The Toronto Real Estate Board (TREB) has recently released its housing data for the month of June. With a total of 7,974 sales reported, not only is this a 37.3% drop from the same time last year, it also represents the lowest sales total for the month of June since 2002. It's now been close to three months since the Ontario Government implemented the Fair Housing Plan, and we're beginning to see its impact with more houses coming to market, longer sales cycles and a reduction in pricing.
Though the average sales price was up 6.3% year-over-year to $793,915, it should be noted that the average sales price has declined in each of the past two months, from $920,791 in April. A high volume of new listings over the past three months (active listings are up 59.6% year-over-year) suggests that home owners may feel that prices have peaked, while buyers, who suddenly have a larger selection to choose from, are taking their time to find the right property or even sitting on the sidelines as they wait to see the true impact of the government policy.

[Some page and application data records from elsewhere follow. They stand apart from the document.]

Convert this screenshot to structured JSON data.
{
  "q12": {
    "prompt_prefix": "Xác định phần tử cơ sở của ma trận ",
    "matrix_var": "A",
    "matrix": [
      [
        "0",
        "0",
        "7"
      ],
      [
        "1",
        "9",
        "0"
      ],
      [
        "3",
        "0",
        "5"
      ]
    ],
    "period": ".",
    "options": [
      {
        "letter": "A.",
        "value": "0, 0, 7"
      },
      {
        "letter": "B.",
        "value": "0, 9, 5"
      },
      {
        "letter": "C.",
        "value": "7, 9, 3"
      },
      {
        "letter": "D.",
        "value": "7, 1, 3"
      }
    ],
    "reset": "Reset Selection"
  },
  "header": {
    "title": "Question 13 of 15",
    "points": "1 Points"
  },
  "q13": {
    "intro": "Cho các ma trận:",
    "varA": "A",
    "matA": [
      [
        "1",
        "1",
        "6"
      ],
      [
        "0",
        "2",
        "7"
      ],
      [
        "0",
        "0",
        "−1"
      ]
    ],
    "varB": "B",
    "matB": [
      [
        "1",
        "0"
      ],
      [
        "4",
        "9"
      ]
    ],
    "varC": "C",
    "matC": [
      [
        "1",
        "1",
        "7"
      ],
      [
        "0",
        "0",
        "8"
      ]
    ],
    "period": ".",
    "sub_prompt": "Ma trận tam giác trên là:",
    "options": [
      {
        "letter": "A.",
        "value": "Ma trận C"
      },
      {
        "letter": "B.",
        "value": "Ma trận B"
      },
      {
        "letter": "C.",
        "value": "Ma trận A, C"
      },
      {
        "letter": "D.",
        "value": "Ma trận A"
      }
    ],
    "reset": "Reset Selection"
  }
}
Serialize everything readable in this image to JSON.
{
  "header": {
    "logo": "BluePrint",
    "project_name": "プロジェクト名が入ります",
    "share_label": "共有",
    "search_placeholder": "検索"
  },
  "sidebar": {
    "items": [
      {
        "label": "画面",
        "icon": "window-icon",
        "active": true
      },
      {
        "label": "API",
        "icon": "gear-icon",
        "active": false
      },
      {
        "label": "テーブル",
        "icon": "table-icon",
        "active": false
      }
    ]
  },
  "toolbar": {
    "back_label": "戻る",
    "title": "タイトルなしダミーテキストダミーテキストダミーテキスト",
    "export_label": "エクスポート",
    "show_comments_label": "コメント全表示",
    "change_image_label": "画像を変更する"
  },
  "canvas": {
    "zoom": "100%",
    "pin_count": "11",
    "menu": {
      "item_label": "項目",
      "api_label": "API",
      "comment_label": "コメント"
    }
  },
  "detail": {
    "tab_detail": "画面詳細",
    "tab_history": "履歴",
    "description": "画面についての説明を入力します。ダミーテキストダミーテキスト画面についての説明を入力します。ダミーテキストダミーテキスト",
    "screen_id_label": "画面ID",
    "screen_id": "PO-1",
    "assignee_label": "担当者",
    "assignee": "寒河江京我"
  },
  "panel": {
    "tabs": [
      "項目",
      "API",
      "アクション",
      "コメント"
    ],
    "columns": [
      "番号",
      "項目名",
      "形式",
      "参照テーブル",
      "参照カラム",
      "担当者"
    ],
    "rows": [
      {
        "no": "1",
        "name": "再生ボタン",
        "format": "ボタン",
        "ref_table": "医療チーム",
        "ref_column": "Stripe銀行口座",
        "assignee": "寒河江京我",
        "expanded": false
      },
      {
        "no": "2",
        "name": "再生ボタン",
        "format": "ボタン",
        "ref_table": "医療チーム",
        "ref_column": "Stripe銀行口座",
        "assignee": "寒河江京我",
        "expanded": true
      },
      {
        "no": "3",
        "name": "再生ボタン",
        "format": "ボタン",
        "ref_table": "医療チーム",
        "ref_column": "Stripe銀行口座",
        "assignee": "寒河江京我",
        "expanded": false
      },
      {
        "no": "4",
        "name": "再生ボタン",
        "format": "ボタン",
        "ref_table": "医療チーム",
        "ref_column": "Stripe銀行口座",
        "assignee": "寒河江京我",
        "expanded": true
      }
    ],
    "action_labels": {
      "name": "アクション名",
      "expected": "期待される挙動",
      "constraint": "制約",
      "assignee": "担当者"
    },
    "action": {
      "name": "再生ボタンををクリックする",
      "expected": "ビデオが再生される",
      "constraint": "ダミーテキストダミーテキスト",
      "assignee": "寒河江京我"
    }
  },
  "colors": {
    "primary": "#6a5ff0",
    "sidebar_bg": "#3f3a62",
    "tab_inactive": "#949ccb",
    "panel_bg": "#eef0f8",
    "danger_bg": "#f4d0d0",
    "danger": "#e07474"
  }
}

As the market changes and the sales cycle becomes a little longer, we are noticing a change in the relationship between list price and sale price. In April, for example, in the City of Toronto, the average time a home was on market prior to sale was 10 days, with the average sale price being 11% over the list price. This June, in the City of Toronto, the average time a home was on the market prior to its sale was 15 days, with the average sale price only 1% over the list price. Though early, this suggests the marketing strategy for listing prices is changing, with sellers coming to market with figures more reflective of their intended sales price.